Examples of common CAMs include goodwill and other intangible assets, revenue recognition, taxes, and business combinations. CAMs are specific to the engagement and the year of the audit. As a result, they’re expected to change from year to year.

Compared to prior fiscal years, auditors in 2022 also may need to perform “a much more robust risk assessment as they think through the key risk elements with respect to issuers and a heightened sense of due care and professional skepticism,” said Munter. When assessing risk, auditors must consider the effects of external forces on the organization. These forces are constantly changing, causing auditors to modify their procedures for every audit.

For example, auditors may ask what your company is doing to fortify its balance sheet against a possible downturn, as well as discussing possible strategies to reduce risk in today’s uncertain environment. They also might be increasingly cautious when setting materiality levels and skeptical when reviewing accounting estimates and going concern assessments.

  1. Special disclosures

The SEC periodically issues guidance on special-purpose disclosures to keep investors and lenders informed about the effects of a particular event or unprecedented market conditions. For example, in 2020, the SEC’s Division of Corporation Finance (CorpFin) issued guidance to help companies better disclose the effects of the COVID-19 pandemic.

As companies begin preparing their 2022 financials, Stephanie Sullivan, a CorpFin associate chief accountant, advised them to be transparent about any lingering impacts of the pandemic, related changes that have become permanent and other factors that aren’t directly related to the pandemic. For example, companies may need to disclose:

  • Increased costs associated with employees returning to office,
  • Wage increases,
  • Continued supply shortages,
  • Liquidity responses to increases in interest rates and oil prices, and
  • New supply chain financial arrangements that could impact cash flows.

“We certainly recognize that a lot of disclosures that were made in 2020 and 2021 no longer continue to be relevant, and they should be removed from the filing. We expect disclosures to be evolving: Things removed and things added,” said Sullivan.

For more information

As audit season approaches, it’s important to focus on these five reporting issues. But there may be others that aren’t on the SEC’s radar that are relevant to your current situation. Contact your CPA to help you provide transparency to stakeholders during these uncertain times.


Sidebar: Auditing with an eye on fraud

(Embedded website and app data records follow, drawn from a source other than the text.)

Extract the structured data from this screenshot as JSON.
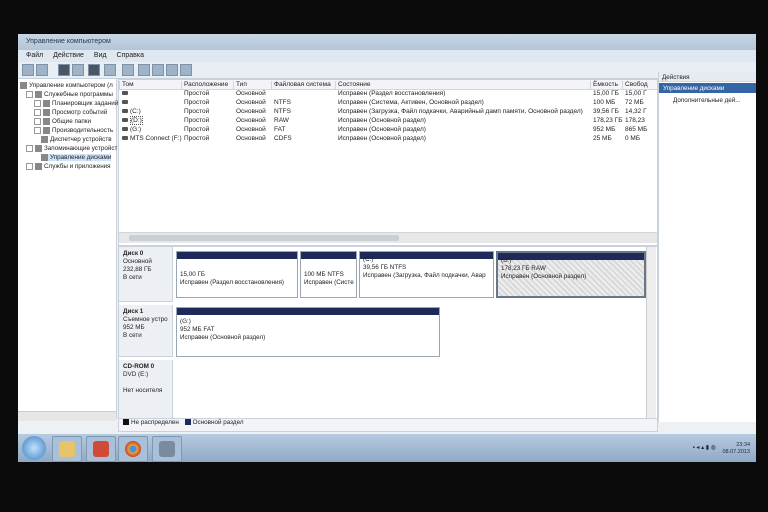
{
  "window": {
    "title": "Управление компьютером"
  },
  "menu": [
    "Файл",
    "Действие",
    "Вид",
    "Справка"
  ],
  "tree": {
    "items": [
      {
        "label": "Управление компьютером (л",
        "level": 0,
        "expanded": true
      },
      {
        "label": "Служебные программы",
        "level": 1,
        "expanded": true
      },
      {
        "label": "Планировщик заданий",
        "level": 2
      },
      {
        "label": "Просмотр событий",
        "level": 2
      },
      {
        "label": "Общие папки",
        "level": 2
      },
      {
        "label": "Производительность",
        "level": 2
      },
      {
        "label": "Диспетчер устройств",
        "level": 2
      },
      {
        "label": "Запоминающие устройст",
        "level": 1,
        "expanded": true
      },
      {
        "label": "Управление дисками",
        "level": 2,
        "selected": true
      },
      {
        "label": "Службы и приложения",
        "level": 1
      }
    ]
  },
  "volumes": {
    "columns": [
      "Том",
      "Расположение",
      "Тип",
      "Файловая система",
      "Состояние",
      "Ёмкость",
      "Свобод"
    ],
    "rows": [
      [
        "",
        "Простой",
        "Основной",
        "",
        "Исправен (Раздел восстановления)",
        "15,00 ГБ",
        "15,00 Г"
      ],
      [
        "",
        "Простой",
        "Основной",
        "NTFS",
        "Исправен (Система, Активен, Основной раздел)",
        "100 МБ",
        "72 МБ"
      ],
      [
        "(C:)",
        "Простой",
        "Основной",
        "NTFS",
        "Исправен (Загрузка, Файл подкачки, Аварийный дамп памяти, Основной раздел)",
        "39,56 ГБ",
        "14,32 Г"
      ],
      [
        "(D:)",
        "Простой",
        "Основной",
        "RAW",
        "Исправен (Основной раздел)",
        "178,23 ГБ",
        "178,23"
      ],
      [
        "(G:)",
        "Простой",
        "Основной",
        "FAT",
        "Исправен (Основной раздел)",
        "952 МБ",
        "865 МБ"
      ],
      [
        "MTS Connect (F:)",
        "Простой",
        "Основной",
        "CDFS",
        "Исправен (Основной раздел)",
        "25 МБ",
        "0 МБ"
      ]
    ]
  },
  "disks": [
    {
      "name": "Диск 0",
      "type": "Основной",
      "size": "232,88 ГБ",
      "status": "В сети",
      "partitions": [
        {
          "title": "",
          "size": "15,00 ГБ",
          "status": "Исправен (Раздел восстановления)"
        },
        {
          "title": "",
          "size": "100 МБ NTFS",
          "status": "Исправен (Систе"
        },
        {
          "title": "(C:)",
          "size": "39,56 ГБ NTFS",
          "status": "Исправен (Загрузка, Файл подкачки, Авар"
        },
        {
          "title": "(D:)",
          "size": "178,23 ГБ RAW",
          "status": "Исправен (Основной раздел)"
        }
      ]
    },
    {
      "name": "Диск 1",
      "type": "Съемное устро",
      "size": "952 МБ",
      "status": "В сети",
      "partitions": [
        {
          "title": "(G:)",
          "size": "952 МБ FAT",
          "status": "Исправен (Основной раздел)"
        }
      ]
    },
    {
      "name": "CD-ROM 0",
      "type": "DVD (E:)",
      "size": "",
      "status": "Нет носителя",
      "partitions": []
    }
  ],
  "legend": {
    "unallocated": "Не распределен",
    "primary": "Основной раздел"
  },
  "actions": {
    "header": "Действия",
    "selected": "Управление дисками",
    "more": "Дополнительные дей..."
  },
  "tray": {
    "time": "23:34",
    "date": "08.07.2013"
  },
  "colors": {
    "partition_bar": "#1d2a5a",
    "unallocated": "#111111",
    "primary": "#1d2a5a",
    "selection": "#3465a4"
  }
}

In a public statement issued on October 11, Securities and Exchange Commission (SEC) Acting Chief Accountant Paul Munter urged auditors to give special attention to their fraud risk assessments this year. He’s worried that the current volatile economic and geopolitical environment may result in new pressures, opportunities or rationalizations for fraud.

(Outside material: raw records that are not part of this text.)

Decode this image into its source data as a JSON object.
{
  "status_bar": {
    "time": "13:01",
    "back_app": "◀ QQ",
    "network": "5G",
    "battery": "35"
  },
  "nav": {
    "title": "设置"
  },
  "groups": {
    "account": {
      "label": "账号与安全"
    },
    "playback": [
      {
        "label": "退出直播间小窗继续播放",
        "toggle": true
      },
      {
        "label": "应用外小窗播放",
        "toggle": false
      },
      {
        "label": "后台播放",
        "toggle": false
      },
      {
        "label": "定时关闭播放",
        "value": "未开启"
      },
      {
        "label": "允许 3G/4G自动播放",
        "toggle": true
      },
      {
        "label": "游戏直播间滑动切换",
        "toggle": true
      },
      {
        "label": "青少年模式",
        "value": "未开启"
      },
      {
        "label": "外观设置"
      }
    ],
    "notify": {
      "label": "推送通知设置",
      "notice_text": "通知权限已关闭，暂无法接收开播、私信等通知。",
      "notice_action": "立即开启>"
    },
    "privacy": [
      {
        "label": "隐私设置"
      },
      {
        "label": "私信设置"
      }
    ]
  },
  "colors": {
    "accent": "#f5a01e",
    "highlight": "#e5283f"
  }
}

Auditors must apply due professional care and skepticism when designing audit procedures — such as inquiries and tests — to identify potential fraud risks. Specifically, Munter said auditors should be skeptical of what management provides when the timing or manner in which audit evidence is produced is questionable. Examples of red flags include:

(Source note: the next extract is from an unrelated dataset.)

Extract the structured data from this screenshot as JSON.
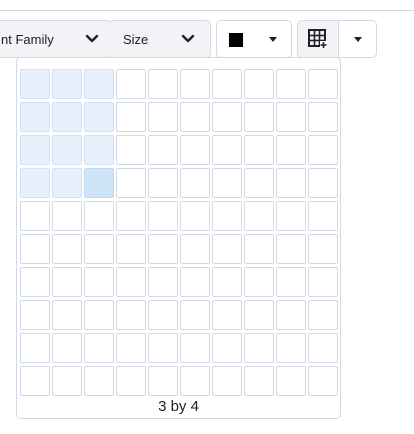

  • Invoices for large amounts with vague descriptions,
  • Invoices with related parties that have descriptions outside the normal course of business, and
  • “New” evidence provided by management in the late stages of the audit process that may involve a difficult or contentious audit matter.

“Auditors should avoid any assumptions of honesty, be mindful of potential unconscious biases, and apply the appropriate level of professional skepticism,” said Munter.